Think about this for a second. This is a fictional character, one who was first introduced in a movie almost twenty years ago. Granted, we're all fans of that movie and its sequels, or we wouldn't be here. And people have been weeping for the deaths of fictional characters in novels at least since Samuel Richardson killed off Clarissa. For that matter, we've been known to weep over the deaths of real people we've never met, from JFK to Princess Di. But the sheer venom and angst pouring into the online community over this has given even me considerable pause, and honey, I got venom and angst to spare.
The reasons are likely as diverse as the Star Wars fan community itself; but if I had to guess, I'd say that despite the incredible commercialization of the franchise (which, by the way, is nothing new; some truly ludicrous tie-in products were invented in the late 70s and early 80s), a lot of us still tend to view the story and its characters as a sort of sacred trust. Despite our constant bitching about the novels, in which nothing really changes, we don't want things to change. And death is the greatest change of all.

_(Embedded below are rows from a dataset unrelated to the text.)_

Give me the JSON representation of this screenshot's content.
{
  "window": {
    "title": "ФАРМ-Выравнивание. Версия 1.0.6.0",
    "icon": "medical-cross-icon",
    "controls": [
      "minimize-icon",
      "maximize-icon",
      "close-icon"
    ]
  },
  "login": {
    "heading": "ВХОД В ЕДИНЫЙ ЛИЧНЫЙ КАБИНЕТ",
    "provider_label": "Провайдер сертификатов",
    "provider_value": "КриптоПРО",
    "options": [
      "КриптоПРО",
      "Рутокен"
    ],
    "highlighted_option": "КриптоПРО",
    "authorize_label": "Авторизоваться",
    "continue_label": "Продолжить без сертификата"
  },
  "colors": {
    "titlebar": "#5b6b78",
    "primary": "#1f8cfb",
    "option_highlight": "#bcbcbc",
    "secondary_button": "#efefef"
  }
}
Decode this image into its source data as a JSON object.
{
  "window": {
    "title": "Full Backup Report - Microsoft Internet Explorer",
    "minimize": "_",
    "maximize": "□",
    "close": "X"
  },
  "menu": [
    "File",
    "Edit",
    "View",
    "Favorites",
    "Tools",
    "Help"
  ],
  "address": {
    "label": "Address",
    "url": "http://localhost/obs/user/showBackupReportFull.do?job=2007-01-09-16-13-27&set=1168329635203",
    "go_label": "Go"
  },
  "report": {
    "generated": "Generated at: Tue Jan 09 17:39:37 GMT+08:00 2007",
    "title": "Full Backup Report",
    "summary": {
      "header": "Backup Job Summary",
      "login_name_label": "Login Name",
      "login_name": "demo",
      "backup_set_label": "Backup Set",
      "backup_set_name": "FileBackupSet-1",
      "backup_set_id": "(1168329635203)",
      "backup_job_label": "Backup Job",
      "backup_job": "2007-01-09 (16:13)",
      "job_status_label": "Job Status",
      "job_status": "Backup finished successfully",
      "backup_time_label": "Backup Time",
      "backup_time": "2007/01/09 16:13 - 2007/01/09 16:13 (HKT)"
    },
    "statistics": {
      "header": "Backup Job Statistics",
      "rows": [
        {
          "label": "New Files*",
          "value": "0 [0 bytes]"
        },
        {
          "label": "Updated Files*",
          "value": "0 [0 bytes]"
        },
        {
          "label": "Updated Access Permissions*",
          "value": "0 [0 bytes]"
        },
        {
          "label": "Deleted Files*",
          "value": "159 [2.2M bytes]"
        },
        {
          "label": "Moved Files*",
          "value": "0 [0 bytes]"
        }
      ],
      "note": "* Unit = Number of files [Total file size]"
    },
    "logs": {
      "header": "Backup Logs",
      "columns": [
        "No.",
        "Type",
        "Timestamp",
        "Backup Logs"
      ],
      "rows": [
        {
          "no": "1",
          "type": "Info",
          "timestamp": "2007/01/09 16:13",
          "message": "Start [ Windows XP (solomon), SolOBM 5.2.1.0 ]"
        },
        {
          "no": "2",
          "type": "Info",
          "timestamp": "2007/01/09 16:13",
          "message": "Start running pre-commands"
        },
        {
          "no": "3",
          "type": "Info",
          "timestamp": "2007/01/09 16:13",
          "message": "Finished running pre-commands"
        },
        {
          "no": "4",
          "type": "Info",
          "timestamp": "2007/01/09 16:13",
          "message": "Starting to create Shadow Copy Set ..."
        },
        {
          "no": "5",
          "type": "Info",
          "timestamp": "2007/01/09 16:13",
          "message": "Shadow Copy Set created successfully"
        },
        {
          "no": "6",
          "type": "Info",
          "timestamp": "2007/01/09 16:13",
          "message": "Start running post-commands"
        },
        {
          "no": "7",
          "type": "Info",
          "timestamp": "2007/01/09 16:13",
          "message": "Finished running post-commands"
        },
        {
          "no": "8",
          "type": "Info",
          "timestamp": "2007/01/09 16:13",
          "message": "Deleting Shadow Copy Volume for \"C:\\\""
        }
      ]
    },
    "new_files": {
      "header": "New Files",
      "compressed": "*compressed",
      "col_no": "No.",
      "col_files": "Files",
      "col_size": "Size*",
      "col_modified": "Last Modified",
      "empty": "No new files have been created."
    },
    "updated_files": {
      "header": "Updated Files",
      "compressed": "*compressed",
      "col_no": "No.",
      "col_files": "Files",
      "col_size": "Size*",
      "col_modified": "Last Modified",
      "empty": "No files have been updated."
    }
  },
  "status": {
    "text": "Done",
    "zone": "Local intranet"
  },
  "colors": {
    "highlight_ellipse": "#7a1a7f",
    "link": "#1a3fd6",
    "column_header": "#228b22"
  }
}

But in all honesty, I have to say that there are a lot of things we could be concerned about instead, real-world things with real-world ramifications. When we get this upset over the death of a fictional character, enough so that more than one individual has proposed a boycott of Del Rey products (mind you, that requires that you not purchase anything published by Bantam, Doubleday, Dell, Knopf, Crown, or any of the other numerous Random House subsidiaries-you might want to investigate some small-press reading), maybe it's time to step back and reassess our priorities.
"But," say you, "it's only entertainment. It doesn't mean we're not concerned about real-world issues!"
Sure. But if we get this het up over our entertainment, maybe it's become more essential to us than we realize. And maybe we should be concerned about that.
Look, I'm not saying to ignore the death of the Wookiee. I'm not saying to not be upset over it. I am saying, move on. Get over it. Read another book. You'll feel better, I promise.